You’ve been serving at The Kitchen Boulder for some time.

Three years. Six months in, I became a Captain.

What does a Captain do?

Seems to me, that we’J9eVjkznHGk_AsiiTwLu37hT7j8y8r4sWJxY0IXC-Zgre the people on the floor who first and foremost lead by example. We serve as liaisons between staff and management. Other staff can ask us questions if a manager isn’t around, or if they feel more comfortable asking us.

From the kitchen to the dining room floor, and now back in the kitchen again doing pop-ups?

My roommate had lent me her car, to go to Crested Butte for a ten day retreat. I got home and she said, “You should put on a restaurant in our back yard.” I immediately contracted, and thought that there was no way I could do it. That was my first thought. Then I thought, because I’m feeling this way, I need to do it. To me, it was a sign that I was facing something that I needed to take on. It was awesome, and one of the most gratifying things I’ve ever done. It’s really easy to cook the same things for breakfast, the same things for lunch, and the same things for dinner. That’s where the pop-ups have been awesome for me, because I’m forced to explore new things. It’s been awesome to come up with a menu, and fool around in the kitchen, and see how that stuff works. People really seemed to like it.
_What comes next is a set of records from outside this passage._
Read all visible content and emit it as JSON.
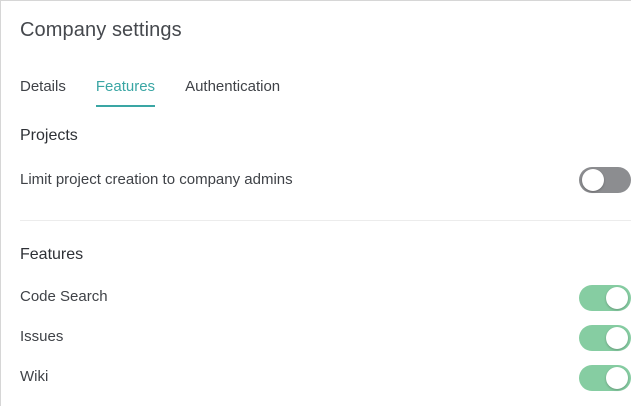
{
  "page": {
    "title": "Company settings"
  },
  "tabs": [
    {
      "label": "Details",
      "active": false
    },
    {
      "label": "Features",
      "active": true
    },
    {
      "label": "Authentication",
      "active": false
    }
  ],
  "projects": {
    "heading": "Projects",
    "settings": [
      {
        "label": "Limit project creation to company admins",
        "enabled": false
      }
    ]
  },
  "features": {
    "heading": "Features",
    "settings": [
      {
        "label": "Code Search",
        "enabled": true
      },
      {
        "label": "Issues",
        "enabled": true
      },
      {
        "label": "Wiki",
        "enabled": true
      }
    ]
  },
  "colors": {
    "accent": "#3aa6a4",
    "toggle_on": "#86cda2",
    "toggle_off": "#8c8d90"
  }
}
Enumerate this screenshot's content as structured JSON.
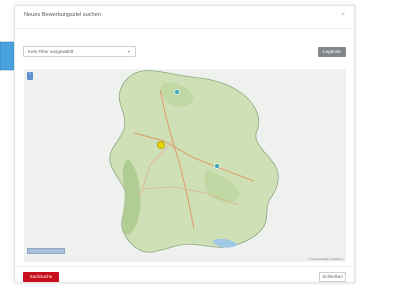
{
  "modal": {
    "title": "Neues Bewerbungsziel suchen",
    "close_glyph": "×"
  },
  "filter": {
    "value": "Kein Filter ausgewählt",
    "caret": "▾"
  },
  "legend_button": "Legende",
  "map": {
    "zoom_label": "+",
    "attribution": "© OpenStreetMap contributors",
    "markers": [
      {
        "name": "map-marker-north",
        "color": "#3aa6b9"
      },
      {
        "name": "map-marker-selected",
        "color": "#e8d200"
      },
      {
        "name": "map-marker-east",
        "color": "#3aa6b9"
      }
    ]
  },
  "footer": {
    "save_label": "Suchsuche",
    "close_label": "Schließen"
  },
  "colors": {
    "accent": "#c80f1e",
    "legend": "#7f878c",
    "arrow": "#4aa3df"
  }
}
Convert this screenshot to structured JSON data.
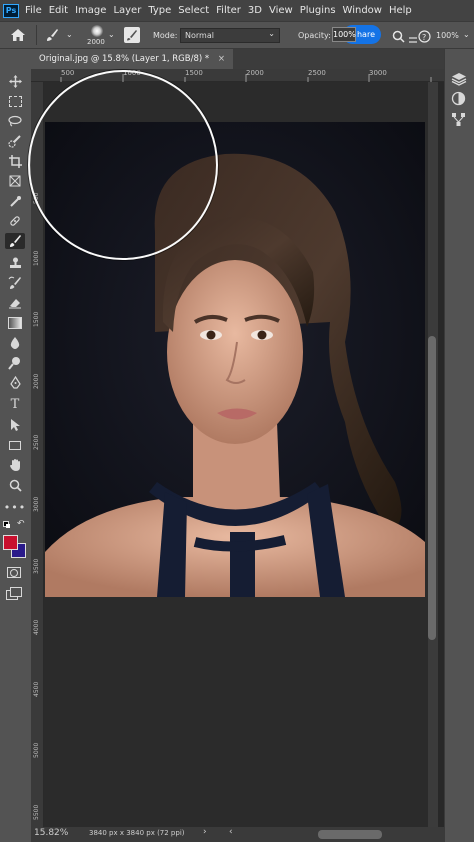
{
  "menubar": {
    "logo": "Ps",
    "items": [
      "File",
      "Edit",
      "Image",
      "Layer",
      "Type",
      "Select",
      "Filter",
      "3D",
      "View",
      "Plugins",
      "Window",
      "Help"
    ]
  },
  "options": {
    "brush_size": "2000",
    "mode_label": "Mode:",
    "mode_value": "Normal",
    "opacity_label": "Opacity:",
    "opacity_value": "100%",
    "share_label": "hare",
    "zoom_value": "100%"
  },
  "document": {
    "tab_title": "Original.jpg @ 15.8% (Layer 1, RGB/8) *",
    "close_glyph": "×"
  },
  "rulers": {
    "top": [
      "500",
      "1000",
      "1500",
      "2000",
      "2500",
      "3000"
    ],
    "left": [
      "500",
      "1000",
      "1500",
      "2000",
      "2500",
      "3000",
      "3500",
      "4000",
      "4500",
      "5000",
      "5500"
    ]
  },
  "status": {
    "zoom": "15.82%",
    "doc_info": "3840 px x 3840 px (72 ppi)"
  },
  "colors": {
    "foreground": "#c8102e",
    "background": "#2a1a8a",
    "accent": "#1473e6"
  },
  "icons": {
    "toolbar": [
      "move-icon",
      "marquee-icon",
      "lasso-icon",
      "quick-select-icon",
      "crop-icon",
      "frame-icon",
      "eyedropper-icon",
      "healing-icon",
      "brush-icon",
      "stamp-icon",
      "history-brush-icon",
      "eraser-icon",
      "gradient-icon",
      "blur-icon",
      "dodge-icon",
      "pen-icon",
      "type-icon",
      "path-select-icon",
      "rectangle-icon",
      "hand-icon",
      "zoom-icon",
      "more-icon"
    ]
  }
}
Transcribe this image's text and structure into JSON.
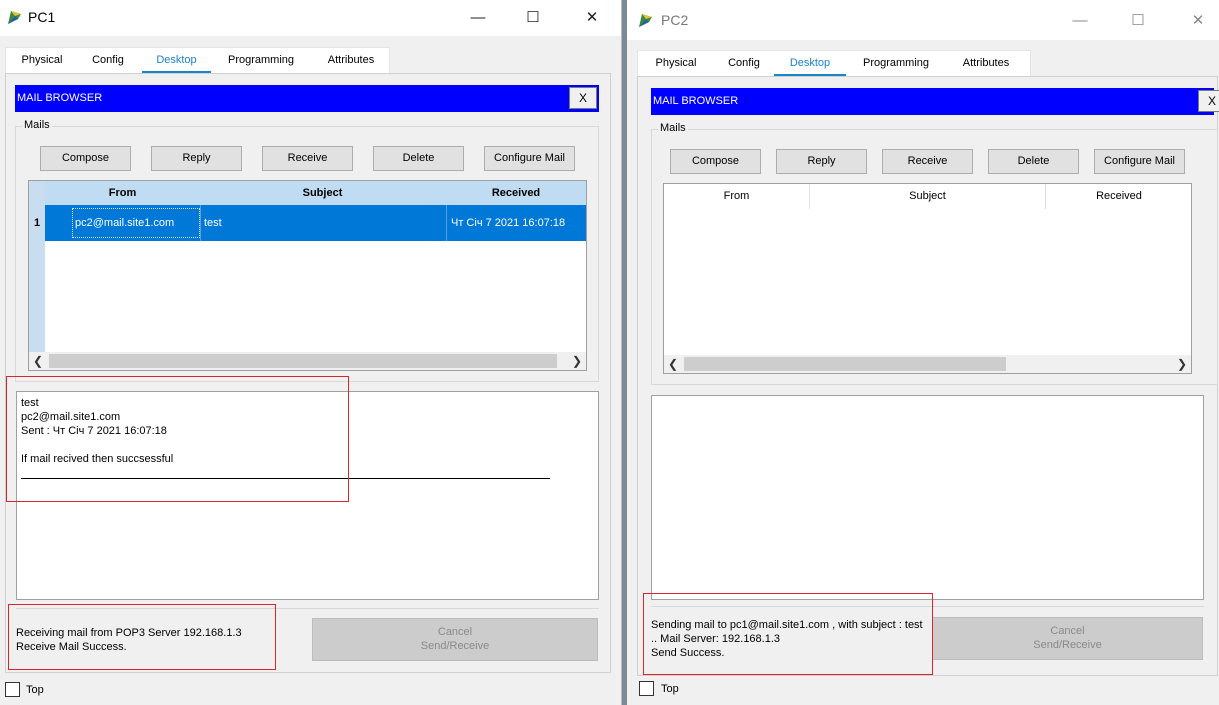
{
  "pc1": {
    "title": "PC1",
    "window_controls": {
      "minimize": "—",
      "maximize": "☐",
      "close": "✕"
    },
    "tabs": [
      "Physical",
      "Config",
      "Desktop",
      "Programming",
      "Attributes"
    ],
    "active_tab": "Desktop",
    "mail_browser": {
      "header": "MAIL BROWSER",
      "close_label": "X",
      "group_label": "Mails",
      "buttons": {
        "compose": "Compose",
        "reply": "Reply",
        "receive": "Receive",
        "delete": "Delete",
        "configure": "Configure Mail"
      },
      "columns": [
        "From",
        "Subject",
        "Received"
      ],
      "rows": [
        {
          "num": "1",
          "from": "pc2@mail.site1.com",
          "subject": "test",
          "received": "Чт Січ 7 2021 16:07:18"
        }
      ],
      "message": {
        "subject": "test",
        "from": "pc2@mail.site1.com",
        "sent": "Sent : Чт Січ 7 2021 16:07:18",
        "body": "If mail recived then succsessful"
      },
      "status": [
        "Receiving mail from POP3 Server 192.168.1.3",
        "Receive Mail Success."
      ],
      "cancel_button": [
        "Cancel",
        "Send/Receive"
      ]
    },
    "top_checkbox": {
      "label": "Top",
      "checked": false
    }
  },
  "pc2": {
    "title": "PC2",
    "window_controls": {
      "minimize": "—",
      "maximize": "☐",
      "close": "✕"
    },
    "tabs": [
      "Physical",
      "Config",
      "Desktop",
      "Programming",
      "Attributes"
    ],
    "active_tab": "Desktop",
    "mail_browser": {
      "header": "MAIL BROWSER",
      "close_label": "X",
      "group_label": "Mails",
      "buttons": {
        "compose": "Compose",
        "reply": "Reply",
        "receive": "Receive",
        "delete": "Delete",
        "configure": "Configure Mail"
      },
      "columns": [
        "From",
        "Subject",
        "Received"
      ],
      "status": [
        "Sending mail to pc1@mail.site1.com , with subject : test",
        "..    Mail Server: 192.168.1.3",
        "Send Success."
      ],
      "cancel_button": [
        "Cancel",
        "Send/Receive"
      ]
    },
    "top_checkbox": {
      "label": "Top",
      "checked": false
    }
  },
  "colors": {
    "header_blue": "#0000ff",
    "selection_blue": "#0078d7",
    "tab_accent": "#1a84c8",
    "highlight_red": "#d9262c"
  },
  "icons": [
    "packet-tracer-app-icon",
    "minimize-icon",
    "maximize-icon",
    "close-icon",
    "scroll-left-icon",
    "scroll-right-icon"
  ]
}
You give an impression of being quite content.

The Kitchen is an amazing organization, being here has taught me so much. I am grateful to be a part of an organization that’s genuinely friendly. I barely know Hugo and Kimbal, but I know they’re genuinely friendly, because I know that all of the people I work with are genuinely friendly. I remember my training interview on the floor here with Dan Smalheiser; I really felt how special of a restaurant it is. Before that, I was interested in working at other restaurants in town, and after that there was no where else I wanted to be.


Interview and Photo of L.R. by Veronika Sprinkel Ink 2015.